§ DESCRIPTION OF THE TASK
Across the entries below, tally every line that holds the word "normal". Give only the tally.
══ SOURCE INFORMATION ══
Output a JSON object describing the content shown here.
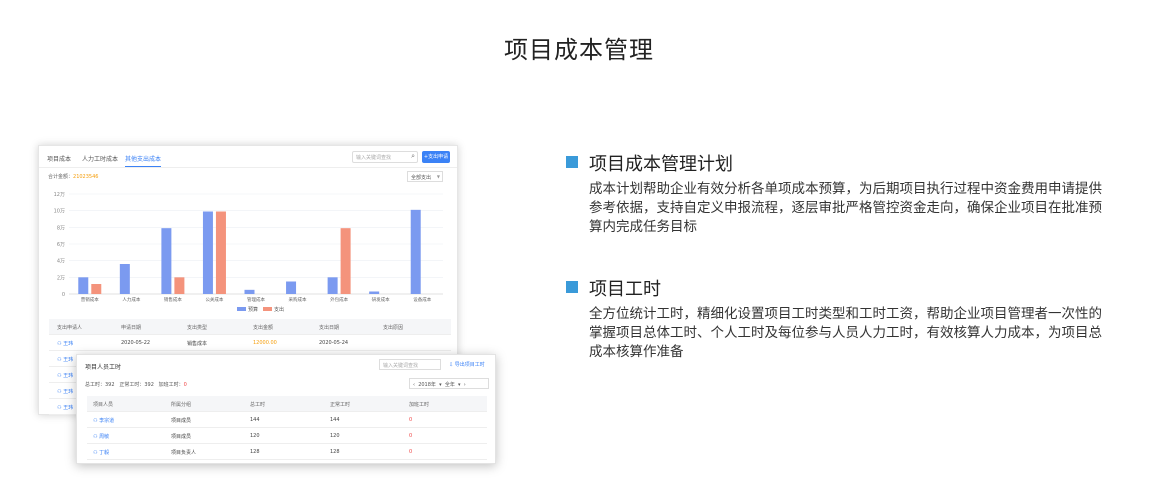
{
  "page_title": "项目成本管理",
  "main_card": {
    "tabs": [
      "项目成本",
      "人力工时成本",
      "其他支出成本"
    ],
    "search_placeholder": "输入关键词查找",
    "add_button": "+支出申请",
    "total_label": "合计金额：",
    "total_value": "21023546",
    "dropdown": "全部支出",
    "table": {
      "headers": [
        "支出申请人",
        "申请日期",
        "支出类型",
        "支出金额",
        "支出日期",
        "支出原因"
      ],
      "rows": [
        {
          "applicant": "王玮",
          "date": "2020-05-22",
          "type": "销售成本",
          "amount": "12000.00",
          "pay_date": "2020-05-24",
          "reason": ""
        },
        {
          "applicant": "王玮",
          "date": "",
          "type": "",
          "amount": "",
          "pay_date": "",
          "reason": ""
        },
        {
          "applicant": "王玮",
          "date": "",
          "type": "",
          "amount": "",
          "pay_date": "",
          "reason": ""
        },
        {
          "applicant": "王玮",
          "date": "",
          "type": "",
          "amount": "",
          "pay_date": "",
          "reason": ""
        },
        {
          "applicant": "王玮",
          "date": "",
          "type": "",
          "amount": "",
          "pay_date": "",
          "reason": ""
        }
      ]
    }
  },
  "chart_data": {
    "type": "bar",
    "categories": [
      "营销成本",
      "人力成本",
      "销售成本",
      "公关成本",
      "管理成本",
      "采购成本",
      "外包成本",
      "研发成本",
      "设备成本"
    ],
    "series": [
      {
        "name": "预算",
        "values": [
          2,
          3.6,
          7.9,
          9.9,
          0.5,
          1.5,
          2,
          0.3,
          10.1
        ],
        "color": "#7b9af0"
      },
      {
        "name": "支出",
        "values": [
          1.2,
          0,
          2,
          9.9,
          0,
          0,
          7.9,
          0,
          0
        ],
        "color": "#f4937c"
      }
    ],
    "ylim": [
      0,
      12
    ],
    "yticks": [
      "0",
      "2万",
      "4万",
      "6万",
      "8万",
      "10万",
      "12万"
    ],
    "grid": true,
    "legend": "bottom"
  },
  "overlay_card": {
    "title": "项目人员工时",
    "search_placeholder": "输入关键词查找",
    "export_label": "导出项目工时",
    "summary": {
      "total": "总工时：392",
      "normal": "正常工时：392",
      "overtime_label": "加班工时：",
      "overtime_value": "0"
    },
    "pager": {
      "year": "2018年",
      "scope": "全年"
    },
    "headers": [
      "项目人员",
      "所属分组",
      "总工时",
      "正常工时",
      "加班工时"
    ],
    "rows": [
      {
        "name": "李宗道",
        "group": "项目成员",
        "total": "144",
        "normal": "144",
        "overtime": "0"
      },
      {
        "name": "周敏",
        "group": "项目成员",
        "total": "120",
        "normal": "120",
        "overtime": "0"
      },
      {
        "name": "丁毅",
        "group": "项目负责人",
        "total": "128",
        "normal": "128",
        "overtime": "0"
      }
    ]
  },
  "features": [
    {
      "title": "项目成本管理计划",
      "desc": "成本计划帮助企业有效分析各单项成本预算，为后期项目执行过程中资金费用申请提供参考依据，支持自定义申报流程，逐层审批严格管控资金走向，确保企业项目在批准预算内完成任务目标"
    },
    {
      "title": "项目工时",
      "desc": "全方位统计工时，精细化设置项目工时类型和工时工资，帮助企业项目管理者一次性的掌握项目总体工时、个人工时及每位参与人员人力工时，有效核算人力成本，为项目总成本核算作准备"
    }
  ]
}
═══
§ SOLUTION TO THE PROBLEM
4